__Task instructions__. Write out every entry, unchanged. Skip any picture.

__Information shown__.

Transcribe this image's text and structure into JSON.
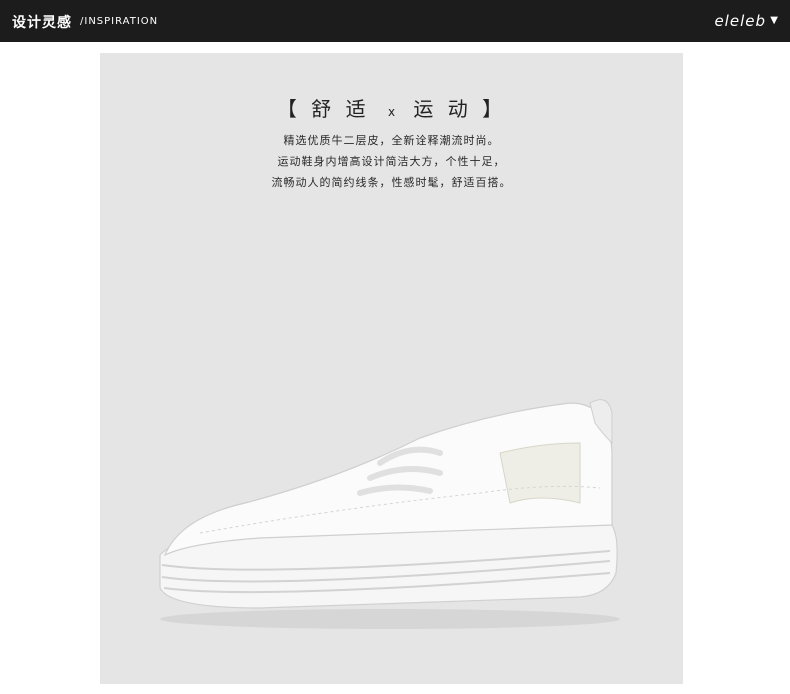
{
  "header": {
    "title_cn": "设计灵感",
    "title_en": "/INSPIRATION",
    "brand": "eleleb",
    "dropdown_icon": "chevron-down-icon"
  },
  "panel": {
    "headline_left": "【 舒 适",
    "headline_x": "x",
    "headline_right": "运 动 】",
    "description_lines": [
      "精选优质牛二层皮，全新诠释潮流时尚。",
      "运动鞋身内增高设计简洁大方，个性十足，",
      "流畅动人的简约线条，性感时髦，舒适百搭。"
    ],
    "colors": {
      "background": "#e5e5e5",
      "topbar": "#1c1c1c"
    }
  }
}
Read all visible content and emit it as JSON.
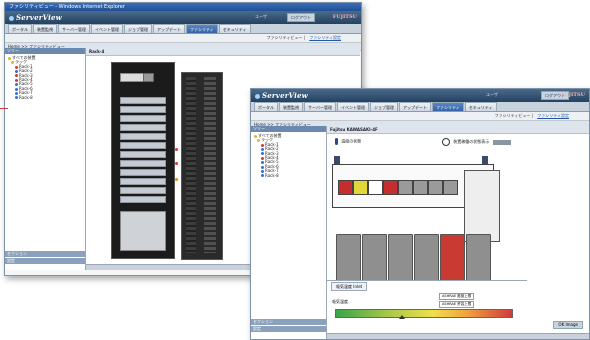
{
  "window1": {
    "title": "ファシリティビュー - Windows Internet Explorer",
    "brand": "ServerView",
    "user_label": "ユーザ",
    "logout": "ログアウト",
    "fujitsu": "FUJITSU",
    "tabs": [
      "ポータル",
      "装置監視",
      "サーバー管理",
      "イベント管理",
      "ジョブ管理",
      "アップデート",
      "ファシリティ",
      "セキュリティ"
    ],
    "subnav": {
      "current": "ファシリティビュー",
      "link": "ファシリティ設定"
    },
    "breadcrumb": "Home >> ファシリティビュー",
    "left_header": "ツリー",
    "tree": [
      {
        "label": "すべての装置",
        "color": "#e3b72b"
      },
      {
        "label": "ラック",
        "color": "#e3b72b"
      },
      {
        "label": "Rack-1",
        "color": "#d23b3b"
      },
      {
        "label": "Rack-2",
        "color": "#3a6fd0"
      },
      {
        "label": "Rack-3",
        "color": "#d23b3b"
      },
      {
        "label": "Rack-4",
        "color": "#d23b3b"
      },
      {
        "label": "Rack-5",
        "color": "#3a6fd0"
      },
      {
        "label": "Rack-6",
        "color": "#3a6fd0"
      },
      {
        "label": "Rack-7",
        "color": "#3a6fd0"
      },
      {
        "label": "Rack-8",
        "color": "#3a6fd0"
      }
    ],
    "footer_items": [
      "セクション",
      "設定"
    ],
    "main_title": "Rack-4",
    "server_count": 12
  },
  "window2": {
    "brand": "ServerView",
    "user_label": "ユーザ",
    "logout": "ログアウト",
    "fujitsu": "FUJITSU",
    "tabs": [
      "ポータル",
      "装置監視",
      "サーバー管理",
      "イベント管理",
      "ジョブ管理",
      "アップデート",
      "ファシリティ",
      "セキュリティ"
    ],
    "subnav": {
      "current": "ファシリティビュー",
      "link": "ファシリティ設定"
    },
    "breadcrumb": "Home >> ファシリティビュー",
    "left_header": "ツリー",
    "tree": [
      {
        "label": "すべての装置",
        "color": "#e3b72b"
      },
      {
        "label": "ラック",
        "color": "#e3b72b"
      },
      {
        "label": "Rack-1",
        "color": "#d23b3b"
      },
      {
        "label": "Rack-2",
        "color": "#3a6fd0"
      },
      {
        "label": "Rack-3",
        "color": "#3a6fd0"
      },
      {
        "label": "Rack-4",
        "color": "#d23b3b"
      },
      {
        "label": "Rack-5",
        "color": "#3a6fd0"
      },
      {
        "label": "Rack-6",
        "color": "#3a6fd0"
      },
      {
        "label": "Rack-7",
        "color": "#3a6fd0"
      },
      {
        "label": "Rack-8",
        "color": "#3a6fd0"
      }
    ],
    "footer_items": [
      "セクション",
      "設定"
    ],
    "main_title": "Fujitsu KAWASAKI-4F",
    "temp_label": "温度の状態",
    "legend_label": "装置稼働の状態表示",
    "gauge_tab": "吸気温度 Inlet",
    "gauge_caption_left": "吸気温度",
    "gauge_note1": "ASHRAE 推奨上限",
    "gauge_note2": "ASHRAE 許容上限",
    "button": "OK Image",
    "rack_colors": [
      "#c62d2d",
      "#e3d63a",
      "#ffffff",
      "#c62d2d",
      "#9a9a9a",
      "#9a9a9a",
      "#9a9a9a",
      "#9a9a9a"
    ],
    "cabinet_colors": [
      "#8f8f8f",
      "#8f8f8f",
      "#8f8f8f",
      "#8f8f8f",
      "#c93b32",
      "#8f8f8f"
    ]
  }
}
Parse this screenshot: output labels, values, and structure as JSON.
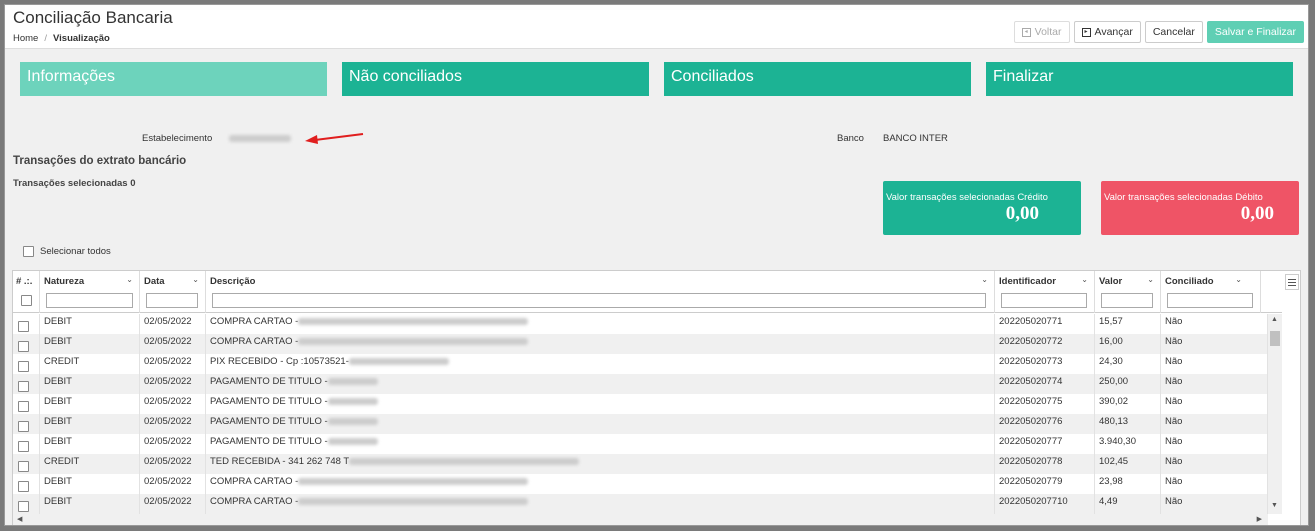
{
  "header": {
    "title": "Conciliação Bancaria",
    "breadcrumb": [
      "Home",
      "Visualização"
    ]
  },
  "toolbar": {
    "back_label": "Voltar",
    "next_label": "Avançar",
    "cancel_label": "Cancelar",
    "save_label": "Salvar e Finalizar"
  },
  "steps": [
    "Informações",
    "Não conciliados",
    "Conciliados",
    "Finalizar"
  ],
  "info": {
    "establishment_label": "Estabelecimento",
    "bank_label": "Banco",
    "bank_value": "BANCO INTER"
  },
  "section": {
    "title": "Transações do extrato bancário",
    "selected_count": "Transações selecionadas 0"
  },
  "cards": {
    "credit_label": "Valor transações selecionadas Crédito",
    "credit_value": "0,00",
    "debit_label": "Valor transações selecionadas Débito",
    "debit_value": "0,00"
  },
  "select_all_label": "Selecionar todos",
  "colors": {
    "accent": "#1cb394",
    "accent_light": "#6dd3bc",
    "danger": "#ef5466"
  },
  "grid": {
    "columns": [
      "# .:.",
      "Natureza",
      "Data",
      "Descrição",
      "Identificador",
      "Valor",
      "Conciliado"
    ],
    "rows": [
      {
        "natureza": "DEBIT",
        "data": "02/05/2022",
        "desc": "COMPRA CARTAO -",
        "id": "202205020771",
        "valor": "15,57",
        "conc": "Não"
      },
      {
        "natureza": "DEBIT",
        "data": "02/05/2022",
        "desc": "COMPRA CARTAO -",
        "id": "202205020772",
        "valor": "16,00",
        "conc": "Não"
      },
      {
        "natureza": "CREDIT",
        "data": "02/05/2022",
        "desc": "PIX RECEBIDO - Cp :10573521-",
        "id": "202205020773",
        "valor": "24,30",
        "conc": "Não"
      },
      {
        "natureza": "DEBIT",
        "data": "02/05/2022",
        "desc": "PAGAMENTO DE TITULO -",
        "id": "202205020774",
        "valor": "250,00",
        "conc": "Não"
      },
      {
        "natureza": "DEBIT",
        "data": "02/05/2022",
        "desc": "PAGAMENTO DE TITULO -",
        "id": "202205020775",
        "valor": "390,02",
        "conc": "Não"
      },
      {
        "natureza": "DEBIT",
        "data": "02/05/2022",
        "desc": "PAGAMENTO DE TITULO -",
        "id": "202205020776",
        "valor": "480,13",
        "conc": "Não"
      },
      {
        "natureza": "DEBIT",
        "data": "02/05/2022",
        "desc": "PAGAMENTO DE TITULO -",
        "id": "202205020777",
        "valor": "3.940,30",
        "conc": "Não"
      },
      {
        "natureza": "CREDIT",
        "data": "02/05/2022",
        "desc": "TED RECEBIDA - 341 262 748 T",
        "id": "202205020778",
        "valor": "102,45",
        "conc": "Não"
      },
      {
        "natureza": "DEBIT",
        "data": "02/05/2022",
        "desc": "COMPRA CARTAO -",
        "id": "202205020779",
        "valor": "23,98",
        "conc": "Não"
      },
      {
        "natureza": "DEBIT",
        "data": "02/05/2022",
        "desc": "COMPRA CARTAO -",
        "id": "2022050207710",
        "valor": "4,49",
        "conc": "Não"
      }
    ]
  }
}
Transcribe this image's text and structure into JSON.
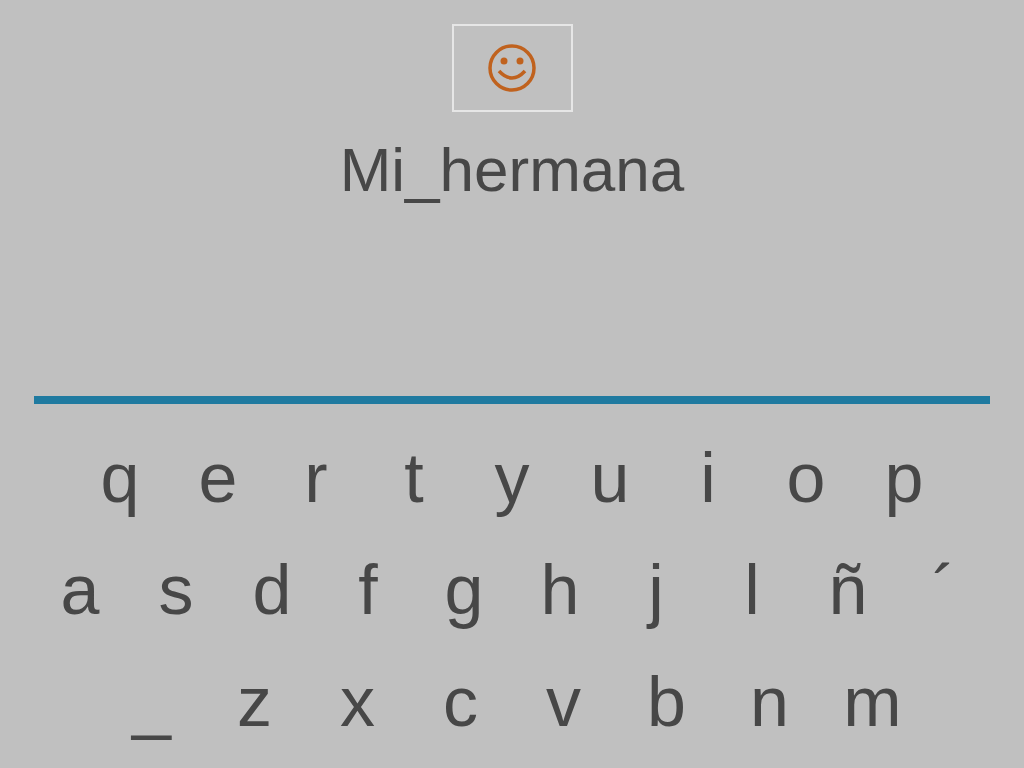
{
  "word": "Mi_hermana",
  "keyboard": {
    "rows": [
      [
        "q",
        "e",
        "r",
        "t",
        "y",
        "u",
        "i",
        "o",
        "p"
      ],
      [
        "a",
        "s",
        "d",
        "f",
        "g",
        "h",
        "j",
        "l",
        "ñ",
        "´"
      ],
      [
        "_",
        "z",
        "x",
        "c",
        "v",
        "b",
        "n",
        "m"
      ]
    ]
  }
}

__Answer to the exercise__.
Transcribe this image's text and structure into JSON.
{
  "header": {
    "title_cn": "设计灵感",
    "title_en": "/INSPIRATION",
    "brand": "eleleb",
    "dropdown_icon": "chevron-down-icon"
  },
  "panel": {
    "headline_left": "【 舒 适",
    "headline_x": "x",
    "headline_right": "运 动 】",
    "description_lines": [
      "精选优质牛二层皮，全新诠释潮流时尚。",
      "运动鞋身内增高设计简洁大方，个性十足，",
      "流畅动人的简约线条，性感时髦，舒适百搭。"
    ],
    "colors": {
      "background": "#e5e5e5",
      "topbar": "#1c1c1c"
    }
  }
}
Read all visible content and emit it as JSON.
{
  "window1": {
    "title": "ファシリティビュー - Windows Internet Explorer",
    "brand": "ServerView",
    "user_label": "ユーザ",
    "logout": "ログアウト",
    "fujitsu": "FUJITSU",
    "tabs": [
      "ポータル",
      "装置監視",
      "サーバー管理",
      "イベント管理",
      "ジョブ管理",
      "アップデート",
      "ファシリティ",
      "セキュリティ"
    ],
    "subnav": {
      "current": "ファシリティビュー",
      "link": "ファシリティ設定"
    },
    "breadcrumb": "Home >> ファシリティビュー",
    "left_header": "ツリー",
    "tree": [
      {
        "label": "すべての装置",
        "color": "#e3b72b"
      },
      {
        "label": "ラック",
        "color": "#e3b72b"
      },
      {
        "label": "Rack-1",
        "color": "#d23b3b"
      },
      {
        "label": "Rack-2",
        "color": "#3a6fd0"
      },
      {
        "label": "Rack-3",
        "color": "#d23b3b"
      },
      {
        "label": "Rack-4",
        "color": "#d23b3b"
      },
      {
        "label": "Rack-5",
        "color": "#3a6fd0"
      },
      {
        "label": "Rack-6",
        "color": "#3a6fd0"
      },
      {
        "label": "Rack-7",
        "color": "#3a6fd0"
      },
      {
        "label": "Rack-8",
        "color": "#3a6fd0"
      }
    ],
    "footer_items": [
      "セクション",
      "設定"
    ],
    "main_title": "Rack-4",
    "server_count": 12
  },
  "window2": {
    "brand": "ServerView",
    "user_label": "ユーザ",
    "logout": "ログアウト",
    "fujitsu": "FUJITSU",
    "tabs": [
      "ポータル",
      "装置監視",
      "サーバー管理",
      "イベント管理",
      "ジョブ管理",
      "アップデート",
      "ファシリティ",
      "セキュリティ"
    ],
    "subnav": {
      "current": "ファシリティビュー",
      "link": "ファシリティ設定"
    },
    "breadcrumb": "Home >> ファシリティビュー",
    "left_header": "ツリー",
    "tree": [
      {
        "label": "すべての装置",
        "color": "#e3b72b"
      },
      {
        "label": "ラック",
        "color": "#e3b72b"
      },
      {
        "label": "Rack-1",
        "color": "#d23b3b"
      },
      {
        "label": "Rack-2",
        "color": "#3a6fd0"
      },
      {
        "label": "Rack-3",
        "color": "#3a6fd0"
      },
      {
        "label": "Rack-4",
        "color": "#d23b3b"
      },
      {
        "label": "Rack-5",
        "color": "#3a6fd0"
      },
      {
        "label": "Rack-6",
        "color": "#3a6fd0"
      },
      {
        "label": "Rack-7",
        "color": "#3a6fd0"
      },
      {
        "label": "Rack-8",
        "color": "#3a6fd0"
      }
    ],
    "footer_items": [
      "セクション",
      "設定"
    ],
    "main_title": "Fujitsu KAWASAKI-4F",
    "temp_label": "温度の状態",
    "legend_label": "装置稼働の状態表示",
    "gauge_tab": "吸気温度 Inlet",
    "gauge_caption_left": "吸気温度",
    "gauge_note1": "ASHRAE 推奨上限",
    "gauge_note2": "ASHRAE 許容上限",
    "button": "OK Image",
    "rack_colors": [
      "#c62d2d",
      "#e3d63a",
      "#ffffff",
      "#c62d2d",
      "#9a9a9a",
      "#9a9a9a",
      "#9a9a9a",
      "#9a9a9a"
    ],
    "cabinet_colors": [
      "#8f8f8f",
      "#8f8f8f",
      "#8f8f8f",
      "#8f8f8f",
      "#c93b32",
      "#8f8f8f"
    ]
  }
}
Parse this screenshot: output labels, values, and structure as JSON.
{
  "header": {
    "title": "Conciliação Bancaria",
    "breadcrumb": [
      "Home",
      "Visualização"
    ]
  },
  "toolbar": {
    "back_label": "Voltar",
    "next_label": "Avançar",
    "cancel_label": "Cancelar",
    "save_label": "Salvar e Finalizar"
  },
  "steps": [
    "Informações",
    "Não conciliados",
    "Conciliados",
    "Finalizar"
  ],
  "info": {
    "establishment_label": "Estabelecimento",
    "bank_label": "Banco",
    "bank_value": "BANCO INTER"
  },
  "section": {
    "title": "Transações do extrato bancário",
    "selected_count": "Transações selecionadas 0"
  },
  "cards": {
    "credit_label": "Valor transações selecionadas Crédito",
    "credit_value": "0,00",
    "debit_label": "Valor transações selecionadas Débito",
    "debit_value": "0,00"
  },
  "select_all_label": "Selecionar todos",
  "colors": {
    "accent": "#1cb394",
    "accent_light": "#6dd3bc",
    "danger": "#ef5466"
  },
  "grid": {
    "columns": [
      "# .:.",
      "Natureza",
      "Data",
      "Descrição",
      "Identificador",
      "Valor",
      "Conciliado"
    ],
    "rows": [
      {
        "natureza": "DEBIT",
        "data": "02/05/2022",
        "desc": "COMPRA CARTAO -",
        "id": "202205020771",
        "valor": "15,57",
        "conc": "Não"
      },
      {
        "natureza": "DEBIT",
        "data": "02/05/2022",
        "desc": "COMPRA CARTAO -",
        "id": "202205020772",
        "valor": "16,00",
        "conc": "Não"
      },
      {
        "natureza": "CREDIT",
        "data": "02/05/2022",
        "desc": "PIX RECEBIDO - Cp :10573521-",
        "id": "202205020773",
        "valor": "24,30",
        "conc": "Não"
      },
      {
        "natureza": "DEBIT",
        "data": "02/05/2022",
        "desc": "PAGAMENTO DE TITULO -",
        "id": "202205020774",
        "valor": "250,00",
        "conc": "Não"
      },
      {
        "natureza": "DEBIT",
        "data": "02/05/2022",
        "desc": "PAGAMENTO DE TITULO -",
        "id": "202205020775",
        "valor": "390,02",
        "conc": "Não"
      },
      {
        "natureza": "DEBIT",
        "data": "02/05/2022",
        "desc": "PAGAMENTO DE TITULO -",
        "id": "202205020776",
        "valor": "480,13",
        "conc": "Não"
      },
      {
        "natureza": "DEBIT",
        "data": "02/05/2022",
        "desc": "PAGAMENTO DE TITULO -",
        "id": "202205020777",
        "valor": "3.940,30",
        "conc": "Não"
      },
      {
        "natureza": "CREDIT",
        "data": "02/05/2022",
        "desc": "TED RECEBIDA - 341 262 748 T",
        "id": "202205020778",
        "valor": "102,45",
        "conc": "Não"
      },
      {
        "natureza": "DEBIT",
        "data": "02/05/2022",
        "desc": "COMPRA CARTAO -",
        "id": "202205020779",
        "valor": "23,98",
        "conc": "Não"
      },
      {
        "natureza": "DEBIT",
        "data": "02/05/2022",
        "desc": "COMPRA CARTAO -",
        "id": "2022050207710",
        "valor": "4,49",
        "conc": "Não"
      }
    ]
  }
}
Transcribe this image's text and structure into JSON.
{
  "word": "Mi_hermana",
  "keyboard": {
    "rows": [
      [
        "q",
        "e",
        "r",
        "t",
        "y",
        "u",
        "i",
        "o",
        "p"
      ],
      [
        "a",
        "s",
        "d",
        "f",
        "g",
        "h",
        "j",
        "l",
        "ñ",
        "´"
      ],
      [
        "_",
        "z",
        "x",
        "c",
        "v",
        "b",
        "n",
        "m"
      ]
    ]
  }
}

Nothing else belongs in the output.